    Yun Y, Wang H, Man B et al (2016) The relationship between pH and bacterial communities in a single karst ecosystem and its implication for soil acidification. Front Microbiol 7(1955).  https://doi.org/10.3389/fmicb.2016.01955
  34. 34.
    Illmer P, Schinner F (1992) Solubilization of inorganic phosphates by microorganisms isolated from forest soils. Soil Biol Biochem 24:389–395.  https://doi.org/10.1016/0038-0717(92)90199-8 CrossRefGoogle Scholar
  35. 35.
    Illmer P, Schinner F (1995) Solubilization of inorganic calcium phosphates-solubilization mechanisms. Soil Biol Biochem 27:257–263.  https://doi.org/10.1016/0038-0717(94)00190-C CrossRefGoogle Scholar
  36. 36.
    Mosse B (1973) Plant growth responses to vesicular-arbuscular mycorrhiza. New Phytol 72:127–136.  https://doi.org/10.2307/2430624 CrossRefGoogle Scholar
  37. 37.
    Abbott LK, Robson AD, Boer G (1984) The effect of phosphorus on the formation of hyphae in soil by the vesicular arbuscular mycorrhizal fungus, Glomus fasciculatum. New Phytol 97:437–446.  https://doi.org/10.1111/j.1469-8137.1984.tb03609.x CrossRefGoogle Scholar
  38. 38.
    Dick RP, Sandor JA, Eash NS (1994) Soil enzyme activities after 1500 years of terrace agriculture in the Colca Valley, Peru. Agric Ecosyst Environ 50:123–131.  https://doi.org/10.1016/0167-8809(94)90131-7 CrossRefGoogle Scholar
  39. 39.
    Maseko ST, Dakora FD (2013) Rhizosphere acid and alkaline phosphatase activity as a marker of P nutrition in nodulated Cyclopia and Aspalathus species in the Cape Fynbos of South Africa. South African J Bot 89:289–295.  https://doi.org/10.1016/J.SAJB.2013.06.023 CrossRefGoogle Scholar
  40. 40.
    Tarafdar JC, Claassen N (1988) Organic phosphorus compounds as a phosphorus source for higher plants through the activity of phosphatases produced by plant roots and microorganisms. Biol Fertil Soils 5:308–312.  https://doi.org/10.1007/BF00262137 CrossRefGoogle Scholar
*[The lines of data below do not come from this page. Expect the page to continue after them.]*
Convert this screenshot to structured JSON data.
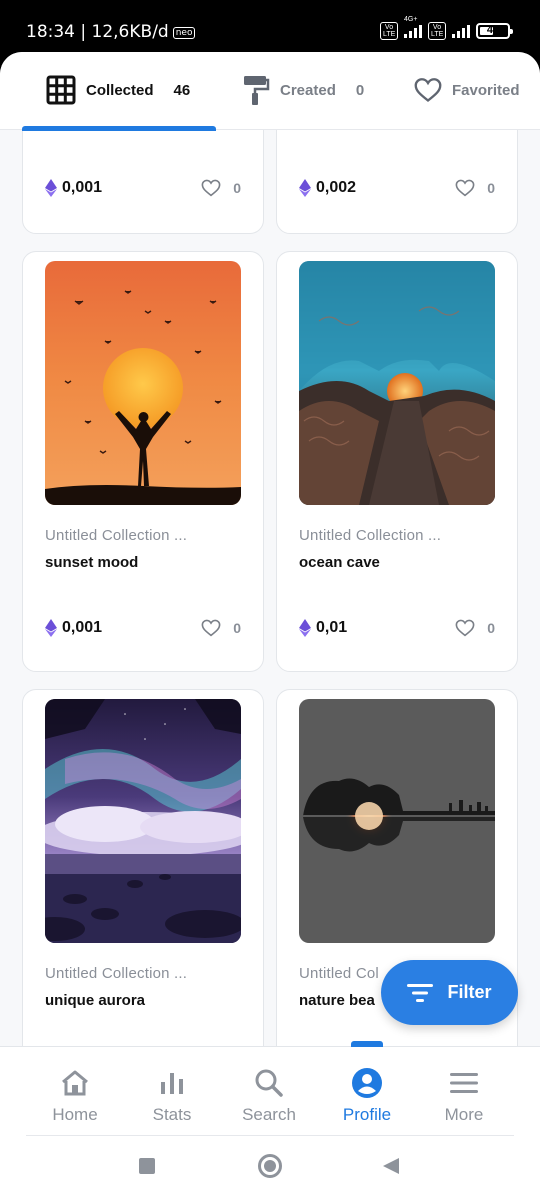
{
  "status": {
    "time": "18:34 | 12,6KB/d",
    "neo": "neo",
    "volte": "Vo LTE",
    "net": "4G+",
    "battery": "49",
    "battery_level": 0.49
  },
  "tabs": [
    {
      "label": "Collected",
      "count": "46",
      "icon": "grid-icon",
      "active": true
    },
    {
      "label": "Created",
      "count": "0",
      "icon": "paint-roller-icon",
      "active": false
    },
    {
      "label": "Favorited",
      "icon": "heart-icon",
      "active": false
    }
  ],
  "cards": [
    {
      "collection": "",
      "name": "",
      "price": "0,001",
      "likes": "0"
    },
    {
      "collection": "",
      "name": "",
      "price": "0,002",
      "likes": "0"
    },
    {
      "collection": "Untitled Collection ...",
      "name": "sunset mood",
      "price": "0,001",
      "likes": "0"
    },
    {
      "collection": "Untitled Collection ...",
      "name": "ocean cave",
      "price": "0,01",
      "likes": "0"
    },
    {
      "collection": "Untitled Collection ...",
      "name": "unique aurora",
      "price": "",
      "likes": ""
    },
    {
      "collection": "Untitled Col",
      "name": "nature bea",
      "price": "",
      "likes": ""
    }
  ],
  "fab": {
    "label": "Filter"
  },
  "nav": [
    {
      "label": "Home",
      "icon": "home-icon"
    },
    {
      "label": "Stats",
      "icon": "bar-chart-icon"
    },
    {
      "label": "Search",
      "icon": "search-icon"
    },
    {
      "label": "Profile",
      "icon": "profile-icon",
      "active": true
    },
    {
      "label": "More",
      "icon": "menu-icon"
    }
  ],
  "colors": {
    "accent": "#1f7ae0",
    "fab": "#2a7fe3",
    "eth": "#6b4fd8",
    "text": "#111111",
    "muted": "#8a8f98"
  }
}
Copyright information

© Springer Science+Business Media, LLC, part of Springer Nature 2019

Authors and Affiliations

  1. 1.Departamento de Biodiversidad y Biología Experimental, Facultad de Ciencias Exactas y Naturales, Universidad de Buenos AiresInstituto de Biodiversidad y Biología Experimental y Aplicada (IBBEA) UBA-CONICETBuenos AiresArgentina
  2. 2.Departamento de Biodiversidad y Biología Experimental, Facultad de Ciencias Exactas y Naturales, Universidad de Buenos AiresInstituto de Micología y Botánica (INMIBO) UBA-CONICETBuenos AiresArgentina
  3. 3.Instituto de Investigaciones en Biodiversidad y Medioambiente (INIBIOMA), CONICET-UNCoSan Carlos de BarilocheArgentina

Personalised recommendations